Extracted entries:
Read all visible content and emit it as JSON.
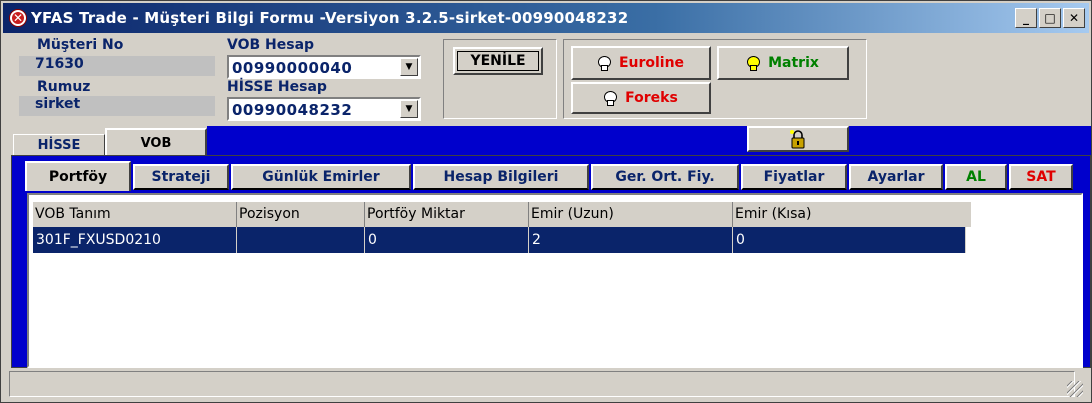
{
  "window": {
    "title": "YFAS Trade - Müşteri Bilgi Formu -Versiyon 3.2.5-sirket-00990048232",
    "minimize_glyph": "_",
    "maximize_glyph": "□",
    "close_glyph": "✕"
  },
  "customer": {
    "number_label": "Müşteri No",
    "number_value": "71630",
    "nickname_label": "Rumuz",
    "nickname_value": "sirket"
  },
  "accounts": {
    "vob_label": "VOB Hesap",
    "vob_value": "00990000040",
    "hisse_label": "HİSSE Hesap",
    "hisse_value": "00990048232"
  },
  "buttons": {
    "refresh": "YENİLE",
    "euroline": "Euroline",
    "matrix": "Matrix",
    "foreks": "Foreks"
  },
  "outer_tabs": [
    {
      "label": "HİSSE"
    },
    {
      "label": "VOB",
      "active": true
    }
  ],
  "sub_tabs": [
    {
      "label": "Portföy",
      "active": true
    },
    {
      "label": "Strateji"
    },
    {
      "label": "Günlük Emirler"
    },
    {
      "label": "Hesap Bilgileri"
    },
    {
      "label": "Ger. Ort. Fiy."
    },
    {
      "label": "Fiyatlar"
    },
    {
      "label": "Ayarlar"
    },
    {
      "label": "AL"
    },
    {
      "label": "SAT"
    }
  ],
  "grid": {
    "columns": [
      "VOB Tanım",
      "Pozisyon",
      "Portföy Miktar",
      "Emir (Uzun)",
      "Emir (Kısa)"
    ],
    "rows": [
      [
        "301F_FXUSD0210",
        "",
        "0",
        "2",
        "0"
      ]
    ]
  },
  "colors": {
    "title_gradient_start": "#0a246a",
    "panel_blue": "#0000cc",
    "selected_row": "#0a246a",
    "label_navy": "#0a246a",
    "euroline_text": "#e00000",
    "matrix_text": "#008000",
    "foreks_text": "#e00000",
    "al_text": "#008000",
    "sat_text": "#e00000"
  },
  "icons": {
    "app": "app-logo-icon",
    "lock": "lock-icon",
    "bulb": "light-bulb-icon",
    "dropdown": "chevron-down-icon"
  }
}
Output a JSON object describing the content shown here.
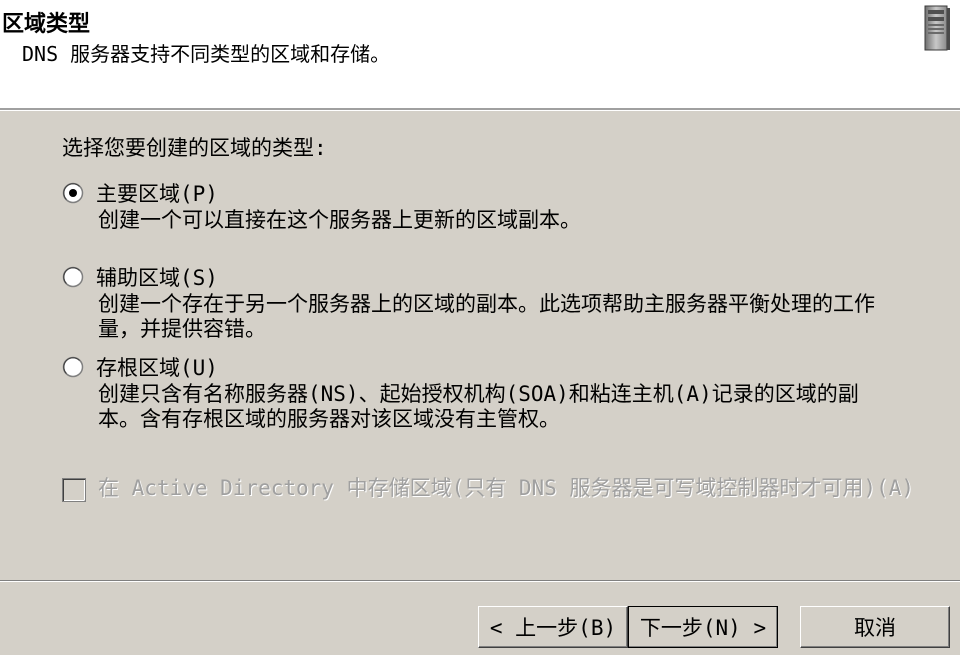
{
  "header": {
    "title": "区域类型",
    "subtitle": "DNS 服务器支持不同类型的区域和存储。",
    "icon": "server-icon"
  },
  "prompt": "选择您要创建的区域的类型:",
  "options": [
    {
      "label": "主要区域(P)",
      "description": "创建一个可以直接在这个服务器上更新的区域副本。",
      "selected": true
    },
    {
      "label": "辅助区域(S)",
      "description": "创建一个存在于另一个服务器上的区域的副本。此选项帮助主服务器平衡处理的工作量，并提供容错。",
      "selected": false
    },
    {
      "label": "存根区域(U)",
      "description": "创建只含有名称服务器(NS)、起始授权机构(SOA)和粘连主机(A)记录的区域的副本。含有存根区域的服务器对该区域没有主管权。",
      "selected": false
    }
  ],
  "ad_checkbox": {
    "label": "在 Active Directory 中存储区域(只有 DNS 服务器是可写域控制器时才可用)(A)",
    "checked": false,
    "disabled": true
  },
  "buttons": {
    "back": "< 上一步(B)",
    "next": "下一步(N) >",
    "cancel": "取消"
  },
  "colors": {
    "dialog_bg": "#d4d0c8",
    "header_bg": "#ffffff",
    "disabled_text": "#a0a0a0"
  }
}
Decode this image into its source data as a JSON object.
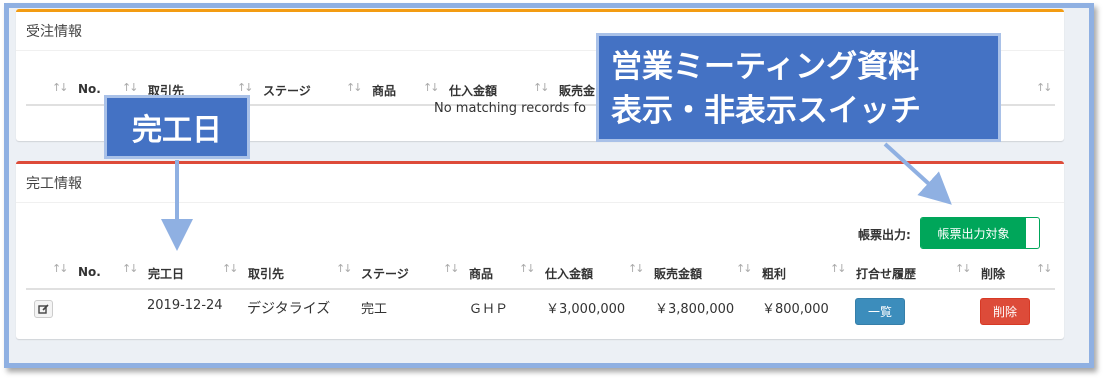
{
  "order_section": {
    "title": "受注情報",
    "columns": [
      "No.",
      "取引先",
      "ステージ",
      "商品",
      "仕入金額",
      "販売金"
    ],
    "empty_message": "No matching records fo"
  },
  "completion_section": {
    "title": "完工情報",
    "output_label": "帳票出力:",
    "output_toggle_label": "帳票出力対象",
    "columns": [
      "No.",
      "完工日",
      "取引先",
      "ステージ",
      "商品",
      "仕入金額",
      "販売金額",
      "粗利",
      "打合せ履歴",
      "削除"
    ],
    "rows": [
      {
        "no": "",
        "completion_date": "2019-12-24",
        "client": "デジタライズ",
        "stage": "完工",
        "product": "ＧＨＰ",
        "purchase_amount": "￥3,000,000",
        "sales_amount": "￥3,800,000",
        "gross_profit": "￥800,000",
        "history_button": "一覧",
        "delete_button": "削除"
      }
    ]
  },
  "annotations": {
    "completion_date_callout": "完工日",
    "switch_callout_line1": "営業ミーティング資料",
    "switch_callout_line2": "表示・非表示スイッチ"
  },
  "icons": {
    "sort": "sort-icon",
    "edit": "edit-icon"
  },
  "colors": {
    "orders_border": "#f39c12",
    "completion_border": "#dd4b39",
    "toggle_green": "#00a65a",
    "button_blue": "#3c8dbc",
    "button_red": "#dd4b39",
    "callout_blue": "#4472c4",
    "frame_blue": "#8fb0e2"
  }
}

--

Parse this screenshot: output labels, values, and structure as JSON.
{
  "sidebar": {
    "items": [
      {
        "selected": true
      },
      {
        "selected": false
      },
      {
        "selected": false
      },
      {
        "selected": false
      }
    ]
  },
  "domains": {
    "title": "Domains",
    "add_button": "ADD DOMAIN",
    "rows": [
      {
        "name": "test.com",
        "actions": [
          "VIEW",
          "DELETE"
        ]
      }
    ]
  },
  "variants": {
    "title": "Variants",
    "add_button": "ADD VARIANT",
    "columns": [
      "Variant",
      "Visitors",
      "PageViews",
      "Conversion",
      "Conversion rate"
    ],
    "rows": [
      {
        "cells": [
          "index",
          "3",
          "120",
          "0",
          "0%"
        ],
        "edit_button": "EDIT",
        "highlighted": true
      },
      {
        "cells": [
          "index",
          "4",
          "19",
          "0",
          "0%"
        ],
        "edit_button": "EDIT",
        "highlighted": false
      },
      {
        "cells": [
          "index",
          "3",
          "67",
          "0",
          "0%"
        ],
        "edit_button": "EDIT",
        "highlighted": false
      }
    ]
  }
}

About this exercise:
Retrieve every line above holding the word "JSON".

Expected output:
Read all visible content and emit it as JSON.
Output a JSON object describing the content shown here.
Decode this image into its source data as a JSON object.
Parse this screenshot: output labels, values, and structure as JSON.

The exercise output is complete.